Mars does rule, he bends his brows,
He makes us all agast;69
After the few hours that we stay here,
Venus will rule at last.
Farewell, farewell, brave gentles all,
That herein do remain,
I wish you health and happiness
Till we return again. [Exeunt.”
The manuscript from which the above was copied was transcribed from a very old one, by Mr. William Henderson, Jun., of Papa Stour, in Zetland. Mr. Henderson’s copy is not dated, but bears his own signature, and, from various circumstances, it is known to have been written about the year 1788.
61 So placed in the old MS.
62 Boor— so spelt, to accord with the vulgar pronunciation of the word bower.

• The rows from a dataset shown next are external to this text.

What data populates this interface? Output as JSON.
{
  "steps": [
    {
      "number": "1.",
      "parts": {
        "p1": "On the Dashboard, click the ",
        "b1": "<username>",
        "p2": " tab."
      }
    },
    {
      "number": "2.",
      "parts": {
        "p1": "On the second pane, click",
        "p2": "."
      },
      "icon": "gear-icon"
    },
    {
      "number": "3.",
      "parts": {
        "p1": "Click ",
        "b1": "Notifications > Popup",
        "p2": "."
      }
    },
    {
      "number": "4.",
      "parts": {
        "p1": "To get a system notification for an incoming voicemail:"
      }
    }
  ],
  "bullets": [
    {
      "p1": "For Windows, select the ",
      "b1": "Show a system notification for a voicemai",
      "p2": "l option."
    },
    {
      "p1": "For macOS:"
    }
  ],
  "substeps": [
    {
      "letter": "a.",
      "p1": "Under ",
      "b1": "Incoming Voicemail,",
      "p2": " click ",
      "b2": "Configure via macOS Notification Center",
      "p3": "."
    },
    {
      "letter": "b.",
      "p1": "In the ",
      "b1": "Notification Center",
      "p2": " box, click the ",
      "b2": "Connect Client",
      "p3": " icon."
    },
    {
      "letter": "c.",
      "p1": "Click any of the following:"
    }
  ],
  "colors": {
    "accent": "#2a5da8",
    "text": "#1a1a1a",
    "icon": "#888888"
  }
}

63 Porte— so spelt in the original. The word is known as indicating a piece of music on the bagpipe, to which ancient instrument, which is of Scandinavian origin, the sword-dance may have been originally composed.
64 Stour, great.
65 Muckle tinte, much loss or harm; so in MS.
66 Something is evidently amiss or omitted here. David probably exhibited some feat of archery.
67 Lout— to bend or bow down, pronounced loot, as doubt is doot in Scotland.
68 Figuir— so spelt in MS.
69 Agast— so spelt in MS.
l p. 234. Sword Dance. Scott can hardly have escaped being familiar with the degradation of this dance as played at Christmas by the Guizards. They are lads who go round acting and dancing in kitchens. Their songs may be found in Chambers’s “Popular Rhymes of Scotland.” Guizards performed at the Folk-Lore Congress in London 1891. — A.L.
Last updated Monday, December 22, 2014 at 10:54